“I know that George would be incredibly proud of Grace, and the rest of her family, and I do hope that lots of the local community come along to support this wonderful event. Everyone is welcome!”

The fundraising coffee morning is at the centre in Smiles Place, off Lavender Road, Maybury, from 11am to 2pm. For more details, visit https://uk.virginmoneygiving.com/SomeoneSpecial/GeorgeGray4.

THE Shah Jahan Mosque is holding its annual open day on Sunday 3 March.

The event, from noon to 3pm will include exhibitions on the history of the first purpose-build mosque in Britain, displays explaining Islam and a question and answer session at 1.45pm.

Shan Jahan Mosque

Visitors will be able to see worshippers in prayer at 1.30pm and take part in guided tours of the mosque.

Refreshments will be served and there will be a gift stall and children’s play area.

The initiative is part of the nation-wide Visit My Mosque event.

For more information, call 07928 539061 or email office@shahjahanmosque.org.uk.

THIS year sees local dance, drama and singing school, Julie Sianne Theatre Arts, celebrate 35 years of performance.

The story of JSTA began with 17-year-old Julie Evans, an avid dancer from Byfleet who dreamt of a future on stage. But with awards under her belt and prospects ahead, she was devastated to discover she had curvature of the spine and would not be able to sustain the physical efforts required as a professional dancer.

WICKED PERFORMANCE: The school’s bewitching show in 2007

Although heavyhearted, young Julie was not deterred. Instead she opted to put her passion for dance into teaching with her own dance school. Using her middle name, she launched the Julie Sianne School of Dance in June 1983.

Julie wanted to inspire dancers, helping them realise potential and prepare for the next stage of life:

“We make everyone believe they can perform, we’re for everyone being the best they can be.”

By the end of 1983, Julie’s students were already entering competitions and winning gold, and starting preparations for exams. In 1984, they took to the stage with the school’s first Dance Variation concert, held in Byfleet Village Hall, allowing students to experience all the elements involved in producing a full stage production.  

The school was renamed Julie Sianne Theatre Arts when they began developing acting classes. Julie’s husband Ray Franklin, known fondly as “Mr Ray”, joined the team as head of drama in 2005, bringing vast theatrical experience and administrative skills.

FOUNDER- Julie Evans

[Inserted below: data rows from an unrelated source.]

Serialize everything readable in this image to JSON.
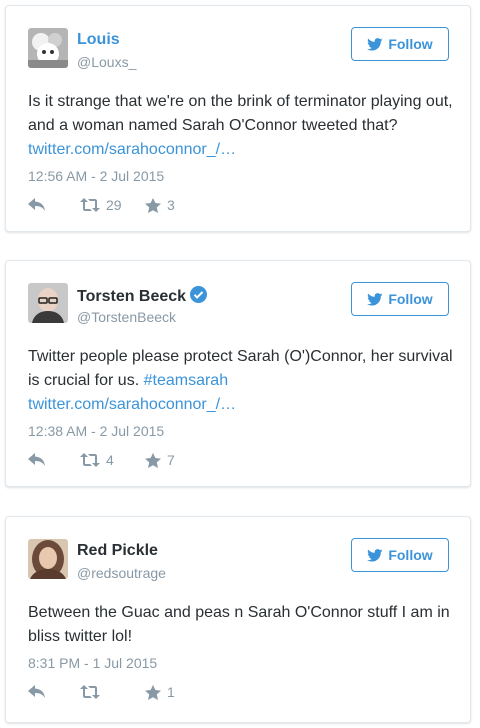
{
  "follow_label": "Follow",
  "tweets": [
    {
      "name": "Louis",
      "handle": "@Louxs_",
      "text": "Is it strange that we're on the brink of terminator playing out, and a woman named Sarah O'Connor tweeted that?",
      "link": "twitter.com/sarahoconnor_/…",
      "timestamp": "12:56 AM - 2 Jul 2015",
      "retweets": "29",
      "favorites": "3"
    },
    {
      "name": "Torsten Beeck",
      "handle": "@TorstenBeeck",
      "text": "Twitter people please protect Sarah (O')Connor, her survival is crucial for us.",
      "hashtag": "#teamsarah",
      "link": "twitter.com/sarahoconnor_/…",
      "timestamp": "12:38 AM - 2 Jul 2015",
      "retweets": "4",
      "favorites": "7"
    },
    {
      "name": "Red Pickle",
      "handle": "@redsoutrage",
      "text": "Between the Guac and peas n Sarah O'Connor stuff I am in bliss twitter lol!",
      "timestamp": "8:31 PM - 1 Jul 2015",
      "retweets": "",
      "favorites": "1"
    }
  ],
  "colors": {
    "link": "#3b94d9",
    "muted": "#8899a6",
    "text": "#292f33",
    "border": "#e1e8ed"
  },
  "icons": [
    "bird-icon",
    "verified-icon",
    "reply-icon",
    "retweet-icon",
    "star-icon"
  ]
}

From 1983 until today, students have competed in competitions, put on countless shows, been cast in many pantomimes at the New Victoria Theatre, been in touring theatre productions and this February were seen in the Woking Festival of Dance. They once even performed at Downing Street.

Julie’s work over the years is not only shown by the awards won but by the number of students who return as teachers, guest choreographers and parents of new students.

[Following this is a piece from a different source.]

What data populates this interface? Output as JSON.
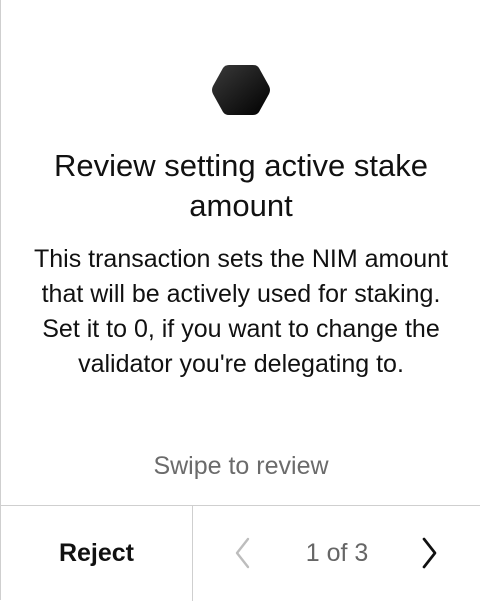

“We are proud that so many of our students who go on to teach chose to return to JSTA either as permanent or guest teachers and help pass on their experience to the next generation,” said Julie. “It’s a nice family atmosphere to perform and it’s why people bring their children.

For the full story and picture spread, get the 21 February edition of the News & Mail

CHARITIES, clubs and community groups can claim a share of a £50,000 pot being offered to fundraisers by a water company.

Affinity Water launched its latest community engagement fund this week, inviting bids to win financial help for good causes.

An Affinity Water executive visiting a wetlands project which won a grant from the company

The company is keen to see applications for projects that promote sustainable water use, have a positive environmental impact or help disadvantaged people.

Its fund is open for applications until Friday 24 May 2019. Bids will be reviewed by a team of people from across the company and selected applicants, to be announced on Monday 3 June, will go through to the next round.

The review panel is chaired by Affinity Water’s corporate responsibility manager, Beverley Taylor, who said: “We think supporting local good causes in our supply area is a natural extension of our work to keep customers’ taps flowing with safe, high quality water.

For the full story get the 21 February edition of the News & Mail